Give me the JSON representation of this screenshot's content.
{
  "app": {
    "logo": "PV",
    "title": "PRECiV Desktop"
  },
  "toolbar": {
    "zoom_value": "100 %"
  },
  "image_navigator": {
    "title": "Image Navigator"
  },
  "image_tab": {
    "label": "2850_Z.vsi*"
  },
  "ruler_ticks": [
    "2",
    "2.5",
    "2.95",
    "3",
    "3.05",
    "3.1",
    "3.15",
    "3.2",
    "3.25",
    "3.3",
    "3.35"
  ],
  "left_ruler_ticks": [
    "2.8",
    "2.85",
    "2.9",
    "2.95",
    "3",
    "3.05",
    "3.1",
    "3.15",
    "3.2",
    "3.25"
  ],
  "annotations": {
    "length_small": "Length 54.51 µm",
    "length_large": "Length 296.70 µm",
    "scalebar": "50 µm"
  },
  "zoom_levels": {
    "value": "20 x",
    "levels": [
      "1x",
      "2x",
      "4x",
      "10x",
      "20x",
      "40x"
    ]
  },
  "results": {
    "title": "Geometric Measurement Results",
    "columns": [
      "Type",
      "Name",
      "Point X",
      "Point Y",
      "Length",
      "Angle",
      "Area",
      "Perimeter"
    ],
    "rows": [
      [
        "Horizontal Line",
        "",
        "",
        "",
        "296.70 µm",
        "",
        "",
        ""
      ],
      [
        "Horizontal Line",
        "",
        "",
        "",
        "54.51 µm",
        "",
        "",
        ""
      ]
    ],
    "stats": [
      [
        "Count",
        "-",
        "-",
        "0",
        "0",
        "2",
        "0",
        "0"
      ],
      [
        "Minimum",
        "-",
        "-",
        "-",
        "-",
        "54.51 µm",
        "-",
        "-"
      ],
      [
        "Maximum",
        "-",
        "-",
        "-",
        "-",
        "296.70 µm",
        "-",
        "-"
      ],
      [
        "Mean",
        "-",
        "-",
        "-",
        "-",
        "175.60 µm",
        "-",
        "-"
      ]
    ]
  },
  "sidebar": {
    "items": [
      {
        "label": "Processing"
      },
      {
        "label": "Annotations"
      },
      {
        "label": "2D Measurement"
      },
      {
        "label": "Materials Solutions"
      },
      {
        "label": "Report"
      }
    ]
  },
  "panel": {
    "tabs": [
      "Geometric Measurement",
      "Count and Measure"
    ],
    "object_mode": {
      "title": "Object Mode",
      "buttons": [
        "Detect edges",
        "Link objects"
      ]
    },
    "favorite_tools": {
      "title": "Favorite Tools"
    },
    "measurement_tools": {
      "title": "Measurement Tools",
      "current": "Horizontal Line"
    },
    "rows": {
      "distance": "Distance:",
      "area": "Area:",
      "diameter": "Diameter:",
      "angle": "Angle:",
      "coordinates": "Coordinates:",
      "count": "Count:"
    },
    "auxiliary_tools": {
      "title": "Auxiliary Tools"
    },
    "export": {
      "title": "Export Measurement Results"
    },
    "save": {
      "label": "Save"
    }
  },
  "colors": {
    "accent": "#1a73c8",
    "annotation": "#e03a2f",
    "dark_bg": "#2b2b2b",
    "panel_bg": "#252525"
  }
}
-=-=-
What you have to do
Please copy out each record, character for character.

Answer
Give me the JSON representation of this screenshot's content.
{
  "app": {
    "logo": "PV",
    "title": "PRECiV Desktop"
  },
  "toolbar": {
    "zoom_value": "100 %"
  },
  "image_navigator": {
    "title": "Image Navigator"
  },
  "image_tab": {
    "label": "2850_Z.vsi*"
  },
  "ruler_ticks": [
    "2",
    "2.5",
    "2.95",
    "3",
    "3.05",
    "3.1",
    "3.15",
    "3.2",
    "3.25",
    "3.3",
    "3.35"
  ],
  "left_ruler_ticks": [
    "2.8",
    "2.85",
    "2.9",
    "2.95",
    "3",
    "3.05",
    "3.1",
    "3.15",
    "3.2",
    "3.25"
  ],
  "annotations": {
    "length_small": "Length 54.51 µm",
    "length_large": "Length 296.70 µm",
    "scalebar": "50 µm"
  },
  "zoom_levels": {
    "value": "20 x",
    "levels": [
      "1x",
      "2x",
      "4x",
      "10x",
      "20x",
      "40x"
    ]
  },
  "results": {
    "title": "Geometric Measurement Results",
    "columns": [
      "Type",
      "Name",
      "Point X",
      "Point Y",
      "Length",
      "Angle",
      "Area",
      "Perimeter"
    ],
    "rows": [
      [
        "Horizontal Line",
        "",
        "",
        "",
        "296.70 µm",
        "",
        "",
        ""
      ],
      [
        "Horizontal Line",
        "",
        "",
        "",
        "54.51 µm",
        "",
        "",
        ""
      ]
    ],
    "stats": [
      [
        "Count",
        "-",
        "-",
        "0",
        "0",
        "2",
        "0",
        "0"
      ],
      [
        "Minimum",
        "-",
        "-",
        "-",
        "-",
        "54.51 µm",
        "-",
        "-"
      ],
      [
        "Maximum",
        "-",
        "-",
        "-",
        "-",
        "296.70 µm",
        "-",
        "-"
      ],
      [
        "Mean",
        "-",
        "-",
        "-",
        "-",
        "175.60 µm",
        "-",
        "-"
      ]
    ]
  },
  "sidebar": {
    "items": [
      {
        "label": "Processing"
      },
      {
        "label": "Annotations"
      },
      {
        "label": "2D Measurement"
      },
      {
        "label": "Materials Solutions"
      },
      {
        "label": "Report"
      }
    ]
  },
  "panel": {
    "tabs": [
      "Geometric Measurement",
      "Count and Measure"
    ],
    "object_mode": {
      "title": "Object Mode",
      "buttons": [
        "Detect edges",
        "Link objects"
      ]
    },
    "favorite_tools": {
      "title": "Favorite Tools"
    },
    "measurement_tools": {
      "title": "Measurement Tools",
      "current": "Horizontal Line"
    },
    "rows": {
      "distance": "Distance:",
      "area": "Area:",
      "diameter": "Diameter:",
      "angle": "Angle:",
      "coordinates": "Coordinates:",
      "count": "Count:"
    },
    "auxiliary_tools": {
      "title": "Auxiliary Tools"
    },
    "export": {
      "title": "Export Measurement Results"
    },
    "save": {
      "label": "Save"
    }
  },
  "colors": {
    "accent": "#1a73c8",
    "annotation": "#e03a2f",
    "dark_bg": "#2b2b2b",
    "panel_bg": "#252525"
  }
}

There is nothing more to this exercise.